Aim of the exercise:
Using the entries below, show all lines with the string "value".

Input records:
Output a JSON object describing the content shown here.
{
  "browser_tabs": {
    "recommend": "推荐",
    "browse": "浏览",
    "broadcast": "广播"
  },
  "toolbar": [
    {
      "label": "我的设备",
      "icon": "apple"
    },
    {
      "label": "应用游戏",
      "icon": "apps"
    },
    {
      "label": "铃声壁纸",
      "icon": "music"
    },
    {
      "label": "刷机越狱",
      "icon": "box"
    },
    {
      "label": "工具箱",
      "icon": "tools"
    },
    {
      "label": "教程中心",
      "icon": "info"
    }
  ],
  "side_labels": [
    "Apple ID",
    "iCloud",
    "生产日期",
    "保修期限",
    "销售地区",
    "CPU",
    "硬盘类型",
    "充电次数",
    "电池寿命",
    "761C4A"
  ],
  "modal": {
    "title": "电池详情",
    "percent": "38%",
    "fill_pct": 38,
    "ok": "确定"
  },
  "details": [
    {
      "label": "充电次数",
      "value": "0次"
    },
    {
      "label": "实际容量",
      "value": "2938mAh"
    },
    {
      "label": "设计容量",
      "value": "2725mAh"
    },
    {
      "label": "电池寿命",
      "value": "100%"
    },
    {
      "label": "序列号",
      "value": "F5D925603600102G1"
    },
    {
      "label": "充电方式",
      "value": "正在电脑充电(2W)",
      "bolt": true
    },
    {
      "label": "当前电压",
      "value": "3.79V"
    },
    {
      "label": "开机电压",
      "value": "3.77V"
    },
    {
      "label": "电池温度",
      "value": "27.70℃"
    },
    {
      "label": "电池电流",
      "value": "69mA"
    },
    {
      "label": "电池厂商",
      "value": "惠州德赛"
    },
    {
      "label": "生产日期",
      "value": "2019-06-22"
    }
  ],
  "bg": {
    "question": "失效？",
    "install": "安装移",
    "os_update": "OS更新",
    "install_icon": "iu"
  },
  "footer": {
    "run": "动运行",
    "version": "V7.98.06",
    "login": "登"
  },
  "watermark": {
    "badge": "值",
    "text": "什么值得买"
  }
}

Solution:
      "value": "0次"
      "value": "2938mAh"
      "value": "2725mAh"
      "value": "100%"
      "value": "F5D925603600102G1"
      "value": "正在电脑充电(2W)",
      "value": "3.79V"
      "value": "3.77V"
      "value": "27.70℃"
      "value": "69mA"
      "value": "惠州德赛"
      "value": "2019-06-22"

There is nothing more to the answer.